China is not known for its transparency. In the most recent World Press Freedom Index , Reporters Without Borders described China as "the planet's leading censor and press freedom predator," and gave Beijing a score of 176 out of 180, ranking it fifth from the bottom. Yet while it might be difficult to assess the validity of specific pieces of information appearing in Chinese propaganda, it is relatively easy to spot broad narratives and themes. China's state-run media might not tell its consumers everything that is going on at home and abroad, but it will tell them how they should interpret the events that are selected for coverage.
Chinese military writings offer many insights. Unlike the United States, China does not have a professional national military. The PLA is the armed wing of the Chinese Communist Party (CCP), a political organization that has exercised a monopoly on power in China since 1949. As such, PLA writings must pass through a rigid censorship process to make sure they are "correct" reflections of the CCP's official position before they can be published. This process ensures that communist party officials speak with one voice on all important issues.

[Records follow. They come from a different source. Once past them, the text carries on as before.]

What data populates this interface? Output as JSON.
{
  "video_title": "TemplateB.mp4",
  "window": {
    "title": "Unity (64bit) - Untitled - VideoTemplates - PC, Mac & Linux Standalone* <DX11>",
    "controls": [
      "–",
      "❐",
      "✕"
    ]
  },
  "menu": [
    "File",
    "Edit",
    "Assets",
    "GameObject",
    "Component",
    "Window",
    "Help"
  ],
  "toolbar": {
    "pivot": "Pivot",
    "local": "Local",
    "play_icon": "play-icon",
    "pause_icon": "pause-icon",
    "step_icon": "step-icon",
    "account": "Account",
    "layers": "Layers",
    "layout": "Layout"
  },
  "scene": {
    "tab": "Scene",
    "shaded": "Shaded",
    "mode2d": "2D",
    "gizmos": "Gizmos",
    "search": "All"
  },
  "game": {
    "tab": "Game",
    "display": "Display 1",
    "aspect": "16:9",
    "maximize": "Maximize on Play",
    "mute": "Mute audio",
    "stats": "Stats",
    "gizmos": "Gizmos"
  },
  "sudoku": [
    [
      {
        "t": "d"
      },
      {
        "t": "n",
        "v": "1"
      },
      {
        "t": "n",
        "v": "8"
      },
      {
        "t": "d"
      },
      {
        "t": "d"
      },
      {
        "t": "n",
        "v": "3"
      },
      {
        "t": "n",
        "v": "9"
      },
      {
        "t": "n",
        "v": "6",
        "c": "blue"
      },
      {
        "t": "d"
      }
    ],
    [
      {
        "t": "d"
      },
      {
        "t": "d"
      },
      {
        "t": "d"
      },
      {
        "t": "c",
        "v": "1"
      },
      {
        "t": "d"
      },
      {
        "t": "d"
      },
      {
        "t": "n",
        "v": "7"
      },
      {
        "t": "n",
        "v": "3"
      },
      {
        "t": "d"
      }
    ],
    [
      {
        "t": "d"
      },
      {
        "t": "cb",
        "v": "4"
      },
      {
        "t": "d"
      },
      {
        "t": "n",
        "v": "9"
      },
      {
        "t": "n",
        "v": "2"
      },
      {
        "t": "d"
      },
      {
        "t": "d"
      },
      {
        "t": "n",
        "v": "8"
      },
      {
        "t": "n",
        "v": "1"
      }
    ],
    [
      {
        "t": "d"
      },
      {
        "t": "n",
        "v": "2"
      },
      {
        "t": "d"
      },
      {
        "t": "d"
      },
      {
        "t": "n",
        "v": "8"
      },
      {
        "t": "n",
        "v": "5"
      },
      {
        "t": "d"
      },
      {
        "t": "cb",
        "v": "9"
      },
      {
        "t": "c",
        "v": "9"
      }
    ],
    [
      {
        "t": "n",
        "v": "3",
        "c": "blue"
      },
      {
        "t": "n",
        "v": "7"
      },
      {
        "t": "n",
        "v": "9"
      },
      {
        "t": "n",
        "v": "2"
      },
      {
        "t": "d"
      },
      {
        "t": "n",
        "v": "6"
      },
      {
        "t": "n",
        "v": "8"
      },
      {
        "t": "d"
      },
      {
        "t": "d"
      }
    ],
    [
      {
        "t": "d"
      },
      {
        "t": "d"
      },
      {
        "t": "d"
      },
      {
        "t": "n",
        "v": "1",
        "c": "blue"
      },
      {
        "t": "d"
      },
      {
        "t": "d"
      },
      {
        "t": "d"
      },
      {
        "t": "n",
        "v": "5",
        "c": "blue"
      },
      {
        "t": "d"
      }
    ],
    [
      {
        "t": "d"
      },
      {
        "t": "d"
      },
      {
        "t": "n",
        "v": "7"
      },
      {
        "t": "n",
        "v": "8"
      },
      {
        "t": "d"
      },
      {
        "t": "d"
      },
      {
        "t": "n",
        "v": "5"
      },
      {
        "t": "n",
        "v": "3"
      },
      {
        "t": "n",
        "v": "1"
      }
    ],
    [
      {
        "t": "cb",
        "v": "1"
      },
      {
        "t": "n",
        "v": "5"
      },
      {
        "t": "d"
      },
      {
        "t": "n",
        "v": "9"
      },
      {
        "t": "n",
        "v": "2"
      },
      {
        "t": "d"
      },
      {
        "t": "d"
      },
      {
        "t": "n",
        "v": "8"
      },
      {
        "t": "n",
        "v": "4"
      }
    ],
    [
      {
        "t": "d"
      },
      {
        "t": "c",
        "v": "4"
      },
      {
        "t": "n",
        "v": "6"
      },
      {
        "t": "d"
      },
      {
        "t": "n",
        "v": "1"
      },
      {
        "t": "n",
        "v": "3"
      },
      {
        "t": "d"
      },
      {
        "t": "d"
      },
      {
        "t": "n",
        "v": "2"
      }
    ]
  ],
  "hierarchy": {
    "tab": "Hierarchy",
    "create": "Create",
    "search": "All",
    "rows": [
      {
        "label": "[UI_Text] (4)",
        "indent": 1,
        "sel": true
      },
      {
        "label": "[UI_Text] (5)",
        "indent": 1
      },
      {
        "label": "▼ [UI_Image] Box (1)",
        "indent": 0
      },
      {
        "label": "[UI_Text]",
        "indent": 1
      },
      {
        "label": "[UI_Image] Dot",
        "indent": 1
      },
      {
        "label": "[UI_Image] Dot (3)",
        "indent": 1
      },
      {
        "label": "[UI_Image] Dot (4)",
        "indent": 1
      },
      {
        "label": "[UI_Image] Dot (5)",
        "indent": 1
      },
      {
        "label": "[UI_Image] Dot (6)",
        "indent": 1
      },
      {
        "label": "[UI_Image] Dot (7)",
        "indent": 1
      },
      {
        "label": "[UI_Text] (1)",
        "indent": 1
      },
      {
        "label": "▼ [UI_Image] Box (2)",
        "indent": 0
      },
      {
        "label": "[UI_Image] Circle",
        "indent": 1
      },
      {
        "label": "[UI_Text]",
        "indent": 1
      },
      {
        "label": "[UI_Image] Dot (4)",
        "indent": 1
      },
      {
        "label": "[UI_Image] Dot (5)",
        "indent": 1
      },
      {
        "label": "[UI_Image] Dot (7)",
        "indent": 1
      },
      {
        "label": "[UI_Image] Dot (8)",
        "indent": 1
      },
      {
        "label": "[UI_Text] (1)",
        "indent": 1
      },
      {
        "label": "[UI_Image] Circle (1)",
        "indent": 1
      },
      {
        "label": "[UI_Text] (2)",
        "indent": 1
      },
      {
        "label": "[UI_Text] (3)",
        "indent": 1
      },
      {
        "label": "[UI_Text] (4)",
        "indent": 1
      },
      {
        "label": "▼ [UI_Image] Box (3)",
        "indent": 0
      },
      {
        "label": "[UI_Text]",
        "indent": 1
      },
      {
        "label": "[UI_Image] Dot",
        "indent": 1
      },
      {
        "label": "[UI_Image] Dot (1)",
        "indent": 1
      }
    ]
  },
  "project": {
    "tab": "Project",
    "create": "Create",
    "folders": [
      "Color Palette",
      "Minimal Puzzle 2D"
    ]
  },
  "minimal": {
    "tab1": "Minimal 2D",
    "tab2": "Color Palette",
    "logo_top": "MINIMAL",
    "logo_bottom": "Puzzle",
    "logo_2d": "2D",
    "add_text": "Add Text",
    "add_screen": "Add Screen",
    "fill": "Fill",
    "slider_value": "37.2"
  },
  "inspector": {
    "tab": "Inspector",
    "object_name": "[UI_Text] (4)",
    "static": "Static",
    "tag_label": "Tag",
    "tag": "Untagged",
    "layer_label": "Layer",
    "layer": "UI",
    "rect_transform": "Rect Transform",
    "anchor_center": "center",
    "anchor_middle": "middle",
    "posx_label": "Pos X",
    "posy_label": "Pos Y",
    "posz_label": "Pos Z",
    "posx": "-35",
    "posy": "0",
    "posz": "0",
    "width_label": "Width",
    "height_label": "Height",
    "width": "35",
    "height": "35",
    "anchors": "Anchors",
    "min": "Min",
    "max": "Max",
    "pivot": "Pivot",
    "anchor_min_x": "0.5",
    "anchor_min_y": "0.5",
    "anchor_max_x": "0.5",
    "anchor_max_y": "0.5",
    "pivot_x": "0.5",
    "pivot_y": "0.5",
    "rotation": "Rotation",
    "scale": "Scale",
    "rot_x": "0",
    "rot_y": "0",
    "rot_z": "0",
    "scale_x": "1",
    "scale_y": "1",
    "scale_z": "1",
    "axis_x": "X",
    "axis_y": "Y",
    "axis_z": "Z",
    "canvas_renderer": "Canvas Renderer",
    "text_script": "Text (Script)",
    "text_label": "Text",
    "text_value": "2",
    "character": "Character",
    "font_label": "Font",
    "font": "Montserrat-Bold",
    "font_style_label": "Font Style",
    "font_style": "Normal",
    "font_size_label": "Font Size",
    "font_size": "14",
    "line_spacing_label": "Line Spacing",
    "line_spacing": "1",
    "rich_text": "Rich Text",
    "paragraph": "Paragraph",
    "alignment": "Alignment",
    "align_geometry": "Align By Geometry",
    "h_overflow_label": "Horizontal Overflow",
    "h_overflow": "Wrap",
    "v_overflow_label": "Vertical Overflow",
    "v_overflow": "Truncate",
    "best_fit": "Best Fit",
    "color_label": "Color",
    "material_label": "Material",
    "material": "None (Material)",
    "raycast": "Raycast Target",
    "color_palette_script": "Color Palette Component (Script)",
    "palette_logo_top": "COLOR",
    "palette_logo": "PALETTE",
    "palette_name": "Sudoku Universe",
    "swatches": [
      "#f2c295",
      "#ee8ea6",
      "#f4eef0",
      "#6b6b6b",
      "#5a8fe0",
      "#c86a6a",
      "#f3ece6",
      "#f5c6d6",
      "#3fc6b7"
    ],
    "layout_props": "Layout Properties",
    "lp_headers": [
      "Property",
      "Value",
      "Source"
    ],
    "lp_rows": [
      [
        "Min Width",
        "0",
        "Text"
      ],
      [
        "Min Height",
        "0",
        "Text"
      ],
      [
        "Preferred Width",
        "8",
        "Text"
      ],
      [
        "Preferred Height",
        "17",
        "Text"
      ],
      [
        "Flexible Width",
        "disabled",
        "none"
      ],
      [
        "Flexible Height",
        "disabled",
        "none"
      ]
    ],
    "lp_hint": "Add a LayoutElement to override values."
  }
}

Like any military, the PLA produces field manuals, technical studies, and other written materials that are not intended for outside consumption. Compared to propaganda writings, internal PLA materials are often more candid and detailed. What is the official PLA view of America? Is there a difference between how Chinese military sources portray the U.S. in public statements and internal ones? If so, what does this imply about Beijing's intentions?
Authoritative PLA writings that are made available to external audiences will sometimes make unflattering remarks about the United States, but they avoid describing America as an adversary. They do not portray the U.S. as a strategic competitor, hostile force, or enemy. They generally use neutral or mild terms to describe U.S. actions. When they are critical, China's military writings will often refer to the U.S. indirectly, and they will not suggest the possibility of armed confrontation.

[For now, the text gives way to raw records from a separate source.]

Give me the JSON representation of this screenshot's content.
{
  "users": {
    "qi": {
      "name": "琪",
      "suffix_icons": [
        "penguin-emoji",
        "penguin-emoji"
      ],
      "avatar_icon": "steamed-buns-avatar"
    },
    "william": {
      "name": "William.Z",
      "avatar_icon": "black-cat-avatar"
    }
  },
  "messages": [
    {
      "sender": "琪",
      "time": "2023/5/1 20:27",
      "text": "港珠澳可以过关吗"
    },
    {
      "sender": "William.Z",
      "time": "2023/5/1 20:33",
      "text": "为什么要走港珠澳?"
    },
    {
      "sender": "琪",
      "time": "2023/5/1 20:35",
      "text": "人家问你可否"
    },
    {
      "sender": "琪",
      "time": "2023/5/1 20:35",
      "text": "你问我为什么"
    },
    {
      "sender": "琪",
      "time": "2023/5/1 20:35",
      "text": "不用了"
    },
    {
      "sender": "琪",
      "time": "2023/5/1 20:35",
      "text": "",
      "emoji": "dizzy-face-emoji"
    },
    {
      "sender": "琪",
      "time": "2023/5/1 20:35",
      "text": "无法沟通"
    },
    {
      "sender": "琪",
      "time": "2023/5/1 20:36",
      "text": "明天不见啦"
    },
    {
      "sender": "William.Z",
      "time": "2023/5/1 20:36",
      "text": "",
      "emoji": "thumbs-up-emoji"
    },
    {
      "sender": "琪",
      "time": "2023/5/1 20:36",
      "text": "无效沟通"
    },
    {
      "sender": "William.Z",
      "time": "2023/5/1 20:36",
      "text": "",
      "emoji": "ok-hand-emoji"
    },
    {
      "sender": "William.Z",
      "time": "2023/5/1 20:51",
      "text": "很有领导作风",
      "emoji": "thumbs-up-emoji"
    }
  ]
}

For example, the most recent white paper made available by China's defense ministry is entitled, "China's Policy for Security Cooperation in the Asia-Pacific." Published in January 2017, this report hints that problems between the U.S. and PRC might exist, but stresses the stable and constructive nature of bilateral security relations. Prior to that, " China's Military Strategy in 2014 " made note of the U.S. rebalance to Asia strategy, but did not express any explicit concerns.
The 2012 iteration of China's defense white paper was a bit more transparent about how the PLA felt. In an indirect criticism of the U.S., it stated that "there are signs of increasing hegemonism, power politics, and neo-interventionism...some country has strengthened its Asia-Pacific military alliances, expanded its military presence in the region, and frequently makes the situation there tenser."
China's 2010 defense white paper , again, without mentioning the U.S. by name, stated that: "International military competition remains fierce...Some powers have worked out strategies for outer space, cyber space and the polar regions, developed means for prompt global strikes, accelerated development of missile defense systems, enhanced cyber operations capabilities to occupy new strategic commanding heights." China's 2008 defense white paper expressed similar concerns about the U.S., using almost the exact same indirect language.